INPUT MATERIAL: Begin
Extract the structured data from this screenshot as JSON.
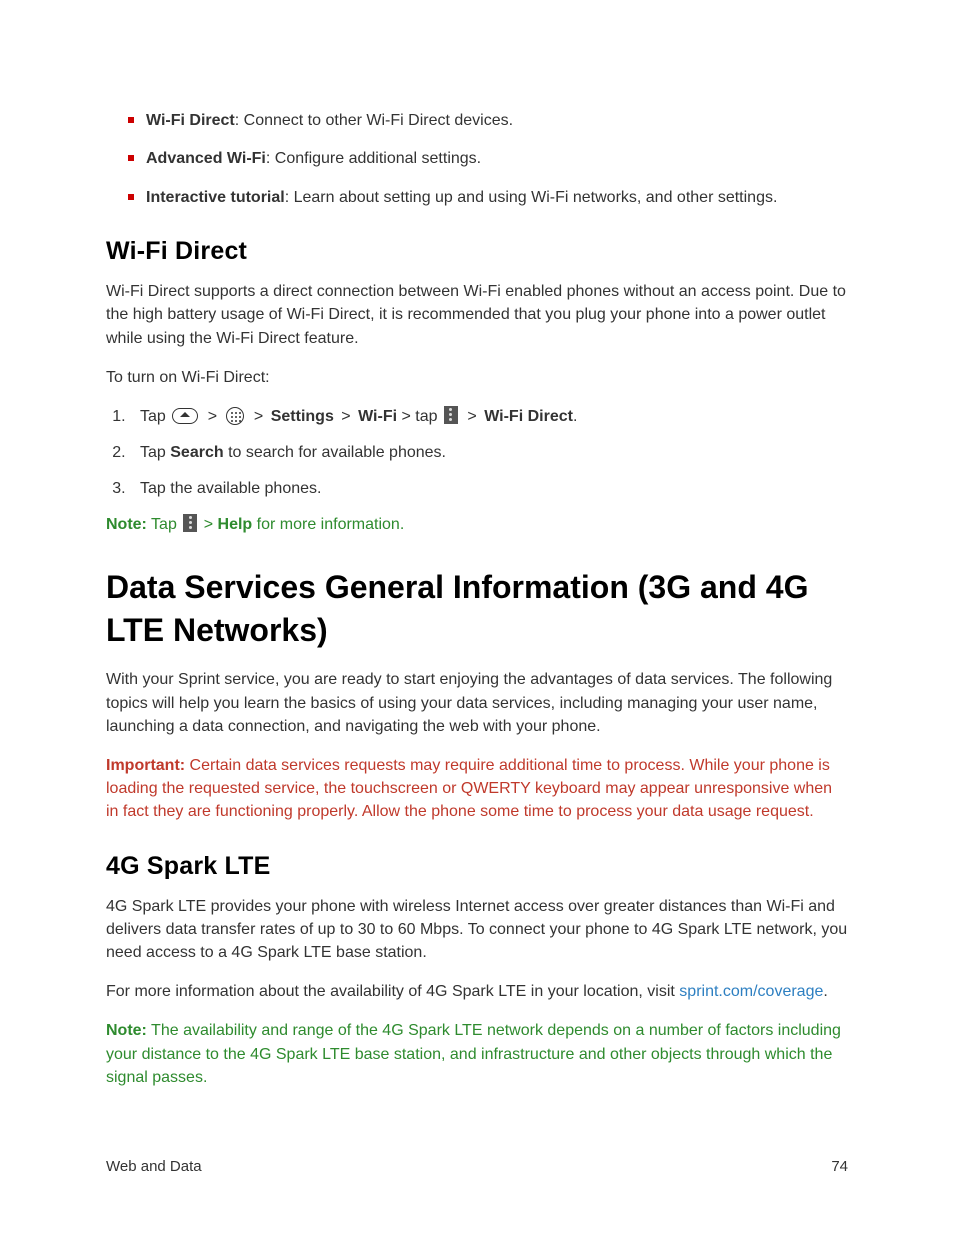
{
  "bullets": {
    "b1_term": "Wi-Fi Direct",
    "b1_desc": ": Connect to other Wi-Fi Direct devices.",
    "b2_term": "Advanced Wi-Fi",
    "b2_desc": ": Configure additional settings.",
    "b3_term": "Interactive tutorial",
    "b3_desc": ": Learn about setting up and using Wi-Fi networks, and other settings."
  },
  "wifi_direct": {
    "heading": "Wi-Fi Direct",
    "intro": "Wi-Fi Direct supports a direct connection between Wi-Fi enabled phones without an access point. Due to the high battery usage of Wi-Fi Direct, it is recommended that you plug your phone into a power outlet while using the Wi-Fi Direct feature.",
    "lead": "To turn on Wi-Fi Direct:",
    "step1": {
      "prefix": "Tap ",
      "gt": " > ",
      "settings": "Settings",
      "wifi": "Wi-Fi",
      "tap": " > tap ",
      "wfd": "Wi-Fi Direct",
      "period": "."
    },
    "step2_pre": "Tap ",
    "step2_bold": "Search",
    "step2_post": " to search for available phones.",
    "step3": "Tap the available phones.",
    "note": {
      "label": "Note:",
      "pre": " Tap ",
      "gt": " > ",
      "help": "Help",
      "post": " for more information."
    }
  },
  "data_services": {
    "heading": "Data Services General Information (3G and 4G LTE Networks)",
    "intro": "With your Sprint service, you are ready to start enjoying the advantages of data services. The following topics will help you learn the basics of using your data services, including managing your user name, launching a data connection, and navigating the web with your phone.",
    "important_label": "Important:",
    "important_body": " Certain data services requests may require additional time to process. While your phone is loading the requested service, the touchscreen or QWERTY keyboard may appear unresponsive when in fact they are functioning properly. Allow the phone some time to process your data usage request."
  },
  "spark": {
    "heading": "4G Spark LTE",
    "p1": "4G Spark LTE provides your phone with wireless Internet access over greater distances than Wi-Fi and delivers data transfer rates of up to 30 to 60 Mbps. To connect your phone to 4G Spark LTE network, you need access to a 4G Spark LTE base station.",
    "p2_pre": "For more information about the availability of 4G Spark LTE in your location, visit ",
    "p2_link": "sprint.com/coverage",
    "p2_post": ".",
    "note_label": "Note:",
    "note_body": " The availability and range of the 4G Spark LTE network depends on a number of factors including your distance to the 4G Spark LTE base station, and infrastructure and other objects through which the signal passes."
  },
  "footer": {
    "section": "Web and Data",
    "page": "74"
  }
}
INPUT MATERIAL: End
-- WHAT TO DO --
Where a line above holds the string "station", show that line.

-- RESPONSE --
    "p1": "4G Spark LTE provides your phone with wireless Internet access over greater distances than Wi-Fi and delivers data transfer rates of up to 30 to 60 Mbps. To connect your phone to 4G Spark LTE network, you need access to a 4G Spark LTE base station.",
    "note_body": " The availability and range of the 4G Spark LTE network depends on a number of factors including your distance to the 4G Spark LTE base station, and infrastructure and other objects through which the signal passes."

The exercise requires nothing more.